[Records from a data source]
'''

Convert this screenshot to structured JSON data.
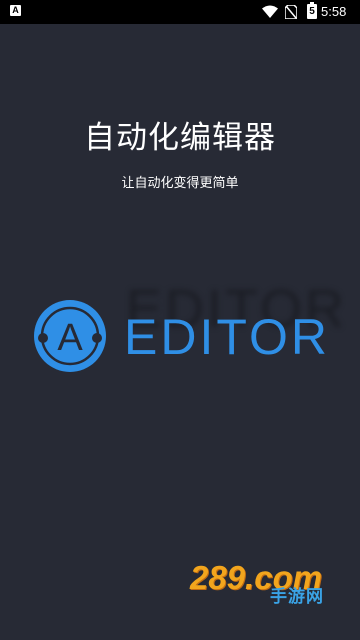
{
  "status_bar": {
    "notification_icon": "A",
    "battery_level": "5",
    "time": "5:58",
    "icons": [
      "notification-icon",
      "wifi-icon",
      "no-sim-icon",
      "battery-icon"
    ]
  },
  "splash": {
    "title": "自动化编辑器",
    "subtitle": "让自动化变得更简单"
  },
  "logo": {
    "letter": "A",
    "wordmark": "EDITOR",
    "color": "#2f8fe6"
  },
  "watermark": {
    "main": "289.com",
    "sub": "手游网",
    "colors": {
      "main": "#f2a51d",
      "sub": "#3aa3e6"
    }
  },
  "colors": {
    "background": "#272a35",
    "status_bar": "#000000"
  }
}
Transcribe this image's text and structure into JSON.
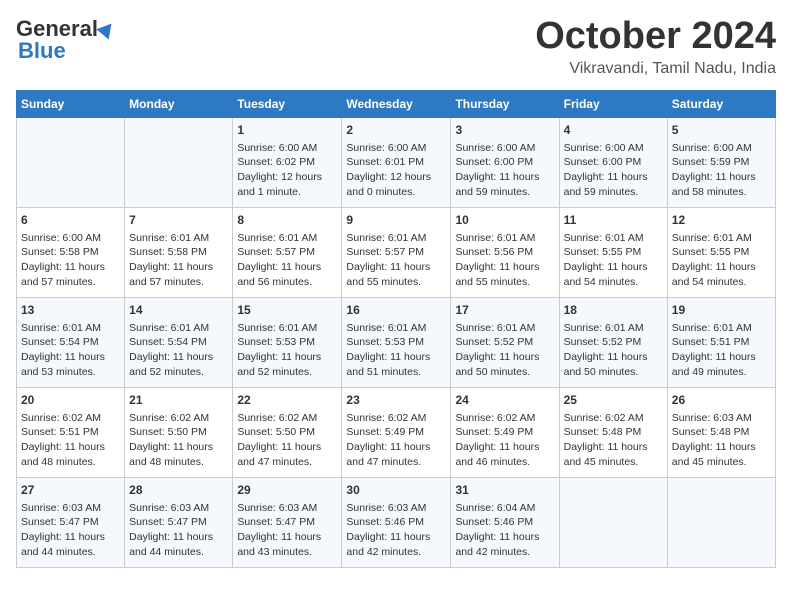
{
  "logo": {
    "general": "General",
    "blue": "Blue"
  },
  "title": "October 2024",
  "location": "Vikravandi, Tamil Nadu, India",
  "days_header": [
    "Sunday",
    "Monday",
    "Tuesday",
    "Wednesday",
    "Thursday",
    "Friday",
    "Saturday"
  ],
  "weeks": [
    [
      {
        "day": "",
        "info": ""
      },
      {
        "day": "",
        "info": ""
      },
      {
        "day": "1",
        "info": "Sunrise: 6:00 AM\nSunset: 6:02 PM\nDaylight: 12 hours\nand 1 minute."
      },
      {
        "day": "2",
        "info": "Sunrise: 6:00 AM\nSunset: 6:01 PM\nDaylight: 12 hours\nand 0 minutes."
      },
      {
        "day": "3",
        "info": "Sunrise: 6:00 AM\nSunset: 6:00 PM\nDaylight: 11 hours\nand 59 minutes."
      },
      {
        "day": "4",
        "info": "Sunrise: 6:00 AM\nSunset: 6:00 PM\nDaylight: 11 hours\nand 59 minutes."
      },
      {
        "day": "5",
        "info": "Sunrise: 6:00 AM\nSunset: 5:59 PM\nDaylight: 11 hours\nand 58 minutes."
      }
    ],
    [
      {
        "day": "6",
        "info": "Sunrise: 6:00 AM\nSunset: 5:58 PM\nDaylight: 11 hours\nand 57 minutes."
      },
      {
        "day": "7",
        "info": "Sunrise: 6:01 AM\nSunset: 5:58 PM\nDaylight: 11 hours\nand 57 minutes."
      },
      {
        "day": "8",
        "info": "Sunrise: 6:01 AM\nSunset: 5:57 PM\nDaylight: 11 hours\nand 56 minutes."
      },
      {
        "day": "9",
        "info": "Sunrise: 6:01 AM\nSunset: 5:57 PM\nDaylight: 11 hours\nand 55 minutes."
      },
      {
        "day": "10",
        "info": "Sunrise: 6:01 AM\nSunset: 5:56 PM\nDaylight: 11 hours\nand 55 minutes."
      },
      {
        "day": "11",
        "info": "Sunrise: 6:01 AM\nSunset: 5:55 PM\nDaylight: 11 hours\nand 54 minutes."
      },
      {
        "day": "12",
        "info": "Sunrise: 6:01 AM\nSunset: 5:55 PM\nDaylight: 11 hours\nand 54 minutes."
      }
    ],
    [
      {
        "day": "13",
        "info": "Sunrise: 6:01 AM\nSunset: 5:54 PM\nDaylight: 11 hours\nand 53 minutes."
      },
      {
        "day": "14",
        "info": "Sunrise: 6:01 AM\nSunset: 5:54 PM\nDaylight: 11 hours\nand 52 minutes."
      },
      {
        "day": "15",
        "info": "Sunrise: 6:01 AM\nSunset: 5:53 PM\nDaylight: 11 hours\nand 52 minutes."
      },
      {
        "day": "16",
        "info": "Sunrise: 6:01 AM\nSunset: 5:53 PM\nDaylight: 11 hours\nand 51 minutes."
      },
      {
        "day": "17",
        "info": "Sunrise: 6:01 AM\nSunset: 5:52 PM\nDaylight: 11 hours\nand 50 minutes."
      },
      {
        "day": "18",
        "info": "Sunrise: 6:01 AM\nSunset: 5:52 PM\nDaylight: 11 hours\nand 50 minutes."
      },
      {
        "day": "19",
        "info": "Sunrise: 6:01 AM\nSunset: 5:51 PM\nDaylight: 11 hours\nand 49 minutes."
      }
    ],
    [
      {
        "day": "20",
        "info": "Sunrise: 6:02 AM\nSunset: 5:51 PM\nDaylight: 11 hours\nand 48 minutes."
      },
      {
        "day": "21",
        "info": "Sunrise: 6:02 AM\nSunset: 5:50 PM\nDaylight: 11 hours\nand 48 minutes."
      },
      {
        "day": "22",
        "info": "Sunrise: 6:02 AM\nSunset: 5:50 PM\nDaylight: 11 hours\nand 47 minutes."
      },
      {
        "day": "23",
        "info": "Sunrise: 6:02 AM\nSunset: 5:49 PM\nDaylight: 11 hours\nand 47 minutes."
      },
      {
        "day": "24",
        "info": "Sunrise: 6:02 AM\nSunset: 5:49 PM\nDaylight: 11 hours\nand 46 minutes."
      },
      {
        "day": "25",
        "info": "Sunrise: 6:02 AM\nSunset: 5:48 PM\nDaylight: 11 hours\nand 45 minutes."
      },
      {
        "day": "26",
        "info": "Sunrise: 6:03 AM\nSunset: 5:48 PM\nDaylight: 11 hours\nand 45 minutes."
      }
    ],
    [
      {
        "day": "27",
        "info": "Sunrise: 6:03 AM\nSunset: 5:47 PM\nDaylight: 11 hours\nand 44 minutes."
      },
      {
        "day": "28",
        "info": "Sunrise: 6:03 AM\nSunset: 5:47 PM\nDaylight: 11 hours\nand 44 minutes."
      },
      {
        "day": "29",
        "info": "Sunrise: 6:03 AM\nSunset: 5:47 PM\nDaylight: 11 hours\nand 43 minutes."
      },
      {
        "day": "30",
        "info": "Sunrise: 6:03 AM\nSunset: 5:46 PM\nDaylight: 11 hours\nand 42 minutes."
      },
      {
        "day": "31",
        "info": "Sunrise: 6:04 AM\nSunset: 5:46 PM\nDaylight: 11 hours\nand 42 minutes."
      },
      {
        "day": "",
        "info": ""
      },
      {
        "day": "",
        "info": ""
      }
    ]
  ]
}
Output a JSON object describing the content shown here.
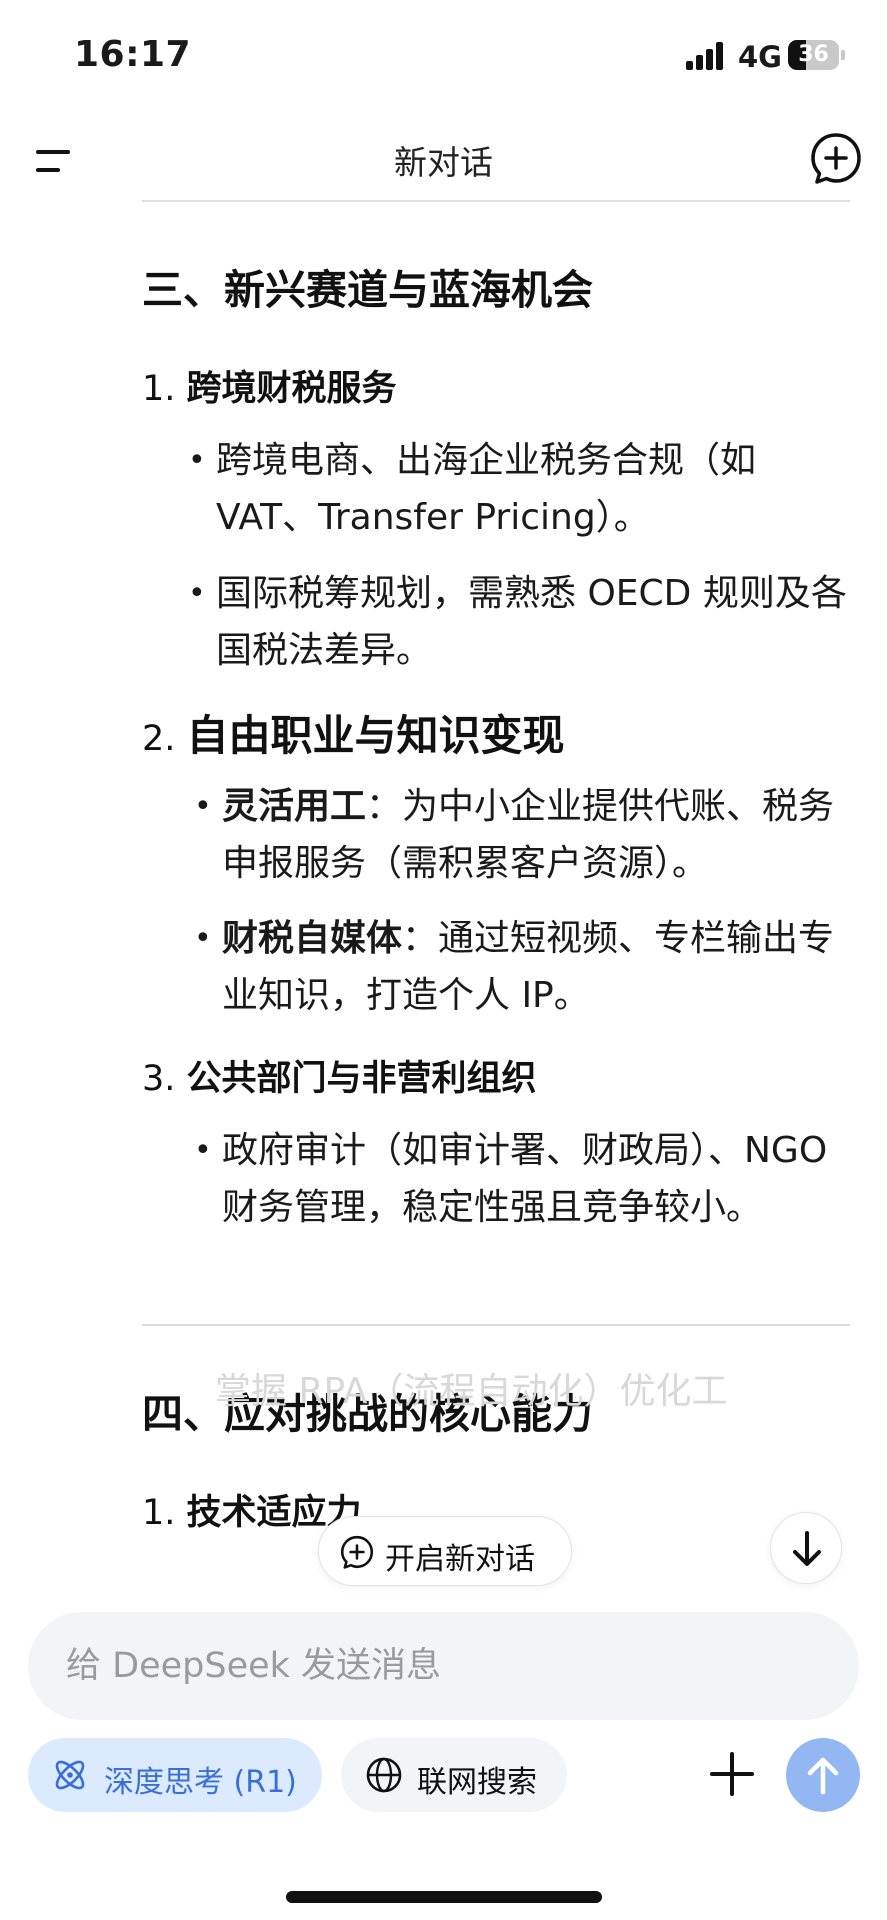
{
  "status_bar": {
    "time": "16:17",
    "network": "4G",
    "battery": "36",
    "battery_level": 0.36
  },
  "header": {
    "title": "新对话"
  },
  "content": {
    "section3": {
      "heading": "三、新兴赛道与蓝海机会",
      "item1": {
        "number": "1.",
        "title": "跨境财税服务",
        "bullets": [
          "跨境电商、出海企业税务合规（如VAT、Transfer Pricing）。",
          "国际税筹规划，需熟悉 OECD 规则及各国税法差异。"
        ]
      },
      "item2": {
        "number": "2.",
        "title": "自由职业与知识变现",
        "bullets": [
          {
            "bold": "灵活用工",
            "text": "：为中小企业提供代账、税务申报服务（需积累客户资源）。"
          },
          {
            "bold": "财税自媒体",
            "text": "：通过短视频、专栏输出专业知识，打造个人 IP。"
          }
        ]
      },
      "item3": {
        "number": "3.",
        "title": "公共部门与非营利组织",
        "bullets": [
          "政府审计（如审计署、财政局）、NGO 财务管理，稳定性强且竞争较小。"
        ]
      }
    },
    "section4": {
      "heading": "四、应对挑战的核心能力",
      "item1": {
        "number": "1.",
        "title": "技术适应力"
      },
      "faded_text": "掌握 RPA（流程自动化）优化工"
    }
  },
  "floating": {
    "new_chat_label": "开启新对话"
  },
  "composer": {
    "placeholder": "给 DeepSeek 发送消息",
    "deep_think_label": "深度思考 (R1)",
    "web_search_label": "联网搜索"
  },
  "colors": {
    "accent": "#3b6fd8",
    "deep_think_bg": "#dbeafe",
    "send_button": "#93b7f3",
    "input_bg": "#f3f4f6"
  }
}
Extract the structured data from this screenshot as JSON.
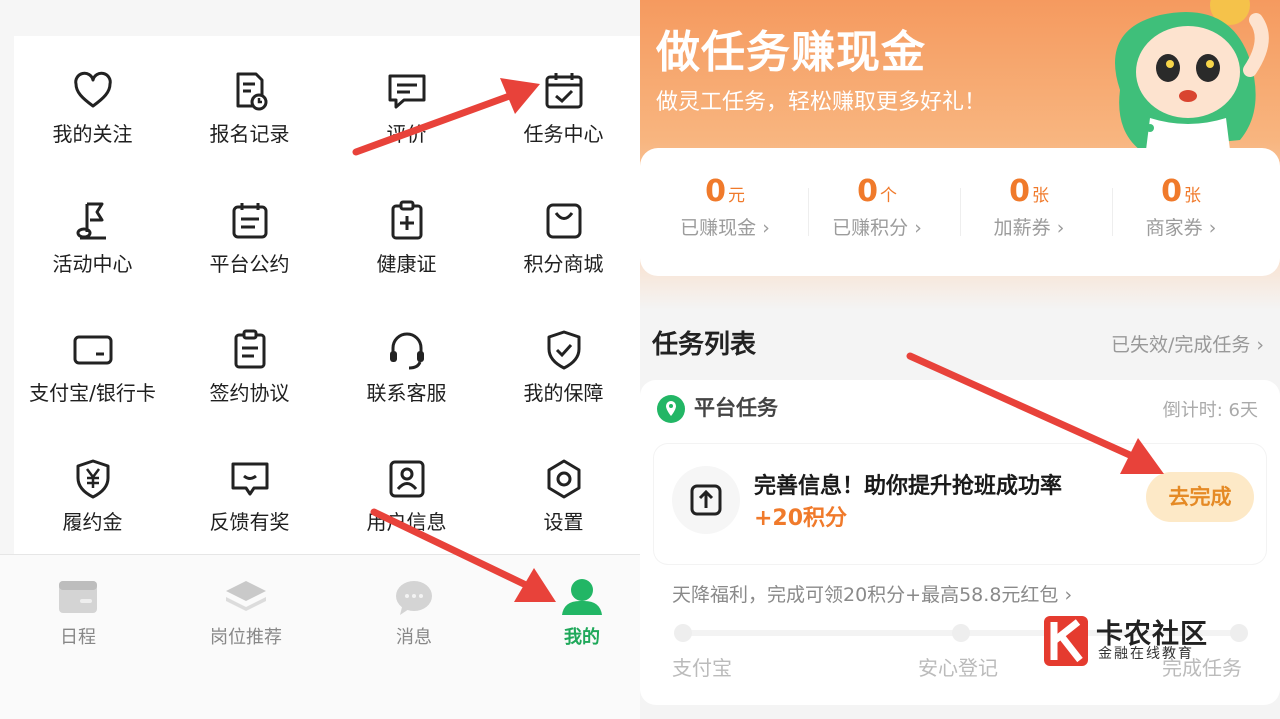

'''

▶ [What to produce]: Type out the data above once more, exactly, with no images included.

▶ [Reply]:
Convert this screenshot to structured JSON data.
{
  "status_bar": {
    "notification_icon": "A",
    "battery_level": "5",
    "time": "5:58",
    "icons": [
      "notification-icon",
      "wifi-icon",
      "no-sim-icon",
      "battery-icon"
    ]
  },
  "splash": {
    "title": "自动化编辑器",
    "subtitle": "让自动化变得更简单"
  },
  "logo": {
    "letter": "A",
    "wordmark": "EDITOR",
    "color": "#2f8fe6"
  },
  "watermark": {
    "main": "289.com",
    "sub": "手游网",
    "colors": {
      "main": "#f2a51d",
      "sub": "#3aa3e6"
    }
  },
  "colors": {
    "background": "#272a35",
    "status_bar": "#000000"
  }
}
Transcribe this image's text and structure into JSON.
{
  "logo": {
    "general": "General",
    "blue": "Blue"
  },
  "title": "October 2024",
  "location": "Vikravandi, Tamil Nadu, India",
  "days_header": [
    "Sunday",
    "Monday",
    "Tuesday",
    "Wednesday",
    "Thursday",
    "Friday",
    "Saturday"
  ],
  "weeks": [
    [
      {
        "day": "",
        "info": ""
      },
      {
        "day": "",
        "info": ""
      },
      {
        "day": "1",
        "info": "Sunrise: 6:00 AM\nSunset: 6:02 PM\nDaylight: 12 hours\nand 1 minute."
      },
      {
        "day": "2",
        "info": "Sunrise: 6:00 AM\nSunset: 6:01 PM\nDaylight: 12 hours\nand 0 minutes."
      },
      {
        "day": "3",
        "info": "Sunrise: 6:00 AM\nSunset: 6:00 PM\nDaylight: 11 hours\nand 59 minutes."
      },
      {
        "day": "4",
        "info": "Sunrise: 6:00 AM\nSunset: 6:00 PM\nDaylight: 11 hours\nand 59 minutes."
      },
      {
        "day": "5",
        "info": "Sunrise: 6:00 AM\nSunset: 5:59 PM\nDaylight: 11 hours\nand 58 minutes."
      }
    ],
    [
      {
        "day": "6",
        "info": "Sunrise: 6:00 AM\nSunset: 5:58 PM\nDaylight: 11 hours\nand 57 minutes."
      },
      {
        "day": "7",
        "info": "Sunrise: 6:01 AM\nSunset: 5:58 PM\nDaylight: 11 hours\nand 57 minutes."
      },
      {
        "day": "8",
        "info": "Sunrise: 6:01 AM\nSunset: 5:57 PM\nDaylight: 11 hours\nand 56 minutes."
      },
      {
        "day": "9",
        "info": "Sunrise: 6:01 AM\nSunset: 5:57 PM\nDaylight: 11 hours\nand 55 minutes."
      },
      {
        "day": "10",
        "info": "Sunrise: 6:01 AM\nSunset: 5:56 PM\nDaylight: 11 hours\nand 55 minutes."
      },
      {
        "day": "11",
        "info": "Sunrise: 6:01 AM\nSunset: 5:55 PM\nDaylight: 11 hours\nand 54 minutes."
      },
      {
        "day": "12",
        "info": "Sunrise: 6:01 AM\nSunset: 5:55 PM\nDaylight: 11 hours\nand 54 minutes."
      }
    ],
    [
      {
        "day": "13",
        "info": "Sunrise: 6:01 AM\nSunset: 5:54 PM\nDaylight: 11 hours\nand 53 minutes."
      },
      {
        "day": "14",
        "info": "Sunrise: 6:01 AM\nSunset: 5:54 PM\nDaylight: 11 hours\nand 52 minutes."
      },
      {
        "day": "15",
        "info": "Sunrise: 6:01 AM\nSunset: 5:53 PM\nDaylight: 11 hours\nand 52 minutes."
      },
      {
        "day": "16",
        "info": "Sunrise: 6:01 AM\nSunset: 5:53 PM\nDaylight: 11 hours\nand 51 minutes."
      },
      {
        "day": "17",
        "info": "Sunrise: 6:01 AM\nSunset: 5:52 PM\nDaylight: 11 hours\nand 50 minutes."
      },
      {
        "day": "18",
        "info": "Sunrise: 6:01 AM\nSunset: 5:52 PM\nDaylight: 11 hours\nand 50 minutes."
      },
      {
        "day": "19",
        "info": "Sunrise: 6:01 AM\nSunset: 5:51 PM\nDaylight: 11 hours\nand 49 minutes."
      }
    ],
    [
      {
        "day": "20",
        "info": "Sunrise: 6:02 AM\nSunset: 5:51 PM\nDaylight: 11 hours\nand 48 minutes."
      },
      {
        "day": "21",
        "info": "Sunrise: 6:02 AM\nSunset: 5:50 PM\nDaylight: 11 hours\nand 48 minutes."
      },
      {
        "day": "22",
        "info": "Sunrise: 6:02 AM\nSunset: 5:50 PM\nDaylight: 11 hours\nand 47 minutes."
      },
      {
        "day": "23",
        "info": "Sunrise: 6:02 AM\nSunset: 5:49 PM\nDaylight: 11 hours\nand 47 minutes."
      },
      {
        "day": "24",
        "info": "Sunrise: 6:02 AM\nSunset: 5:49 PM\nDaylight: 11 hours\nand 46 minutes."
      },
      {
        "day": "25",
        "info": "Sunrise: 6:02 AM\nSunset: 5:48 PM\nDaylight: 11 hours\nand 45 minutes."
      },
      {
        "day": "26",
        "info": "Sunrise: 6:03 AM\nSunset: 5:48 PM\nDaylight: 11 hours\nand 45 minutes."
      }
    ],
    [
      {
        "day": "27",
        "info": "Sunrise: 6:03 AM\nSunset: 5:47 PM\nDaylight: 11 hours\nand 44 minutes."
      },
      {
        "day": "28",
        "info": "Sunrise: 6:03 AM\nSunset: 5:47 PM\nDaylight: 11 hours\nand 44 minutes."
      },
      {
        "day": "29",
        "info": "Sunrise: 6:03 AM\nSunset: 5:47 PM\nDaylight: 11 hours\nand 43 minutes."
      },
      {
        "day": "30",
        "info": "Sunrise: 6:03 AM\nSunset: 5:46 PM\nDaylight: 11 hours\nand 42 minutes."
      },
      {
        "day": "31",
        "info": "Sunrise: 6:04 AM\nSunset: 5:46 PM\nDaylight: 11 hours\nand 42 minutes."
      },
      {
        "day": "",
        "info": ""
      },
      {
        "day": "",
        "info": ""
      }
    ]
  ]
}
Output a JSON object describing the content shown here.
{
  "status_bar": {
    "time": "16:17",
    "network": "4G",
    "battery": "36",
    "battery_level": 0.36
  },
  "header": {
    "title": "新对话"
  },
  "content": {
    "section3": {
      "heading": "三、新兴赛道与蓝海机会",
      "item1": {
        "number": "1.",
        "title": "跨境财税服务",
        "bullets": [
          "跨境电商、出海企业税务合规（如VAT、Transfer Pricing）。",
          "国际税筹规划，需熟悉 OECD 规则及各国税法差异。"
        ]
      },
      "item2": {
        "number": "2.",
        "title": "自由职业与知识变现",
        "bullets": [
          {
            "bold": "灵活用工",
            "text": "：为中小企业提供代账、税务申报服务（需积累客户资源）。"
          },
          {
            "bold": "财税自媒体",
            "text": "：通过短视频、专栏输出专业知识，打造个人 IP。"
          }
        ]
      },
      "item3": {
        "number": "3.",
        "title": "公共部门与非营利组织",
        "bullets": [
          "政府审计（如审计署、财政局）、NGO 财务管理，稳定性强且竞争较小。"
        ]
      }
    },
    "section4": {
      "heading": "四、应对挑战的核心能力",
      "item1": {
        "number": "1.",
        "title": "技术适应力"
      },
      "faded_text": "掌握 RPA（流程自动化）优化工"
    }
  },
  "floating": {
    "new_chat_label": "开启新对话"
  },
  "composer": {
    "placeholder": "给 DeepSeek 发送消息",
    "deep_think_label": "深度思考 (R1)",
    "web_search_label": "联网搜索"
  },
  "colors": {
    "accent": "#3b6fd8",
    "deep_think_bg": "#dbeafe",
    "send_button": "#93b7f3",
    "input_bg": "#f3f4f6"
  }
}
Extract the structured data from this screenshot as JSON.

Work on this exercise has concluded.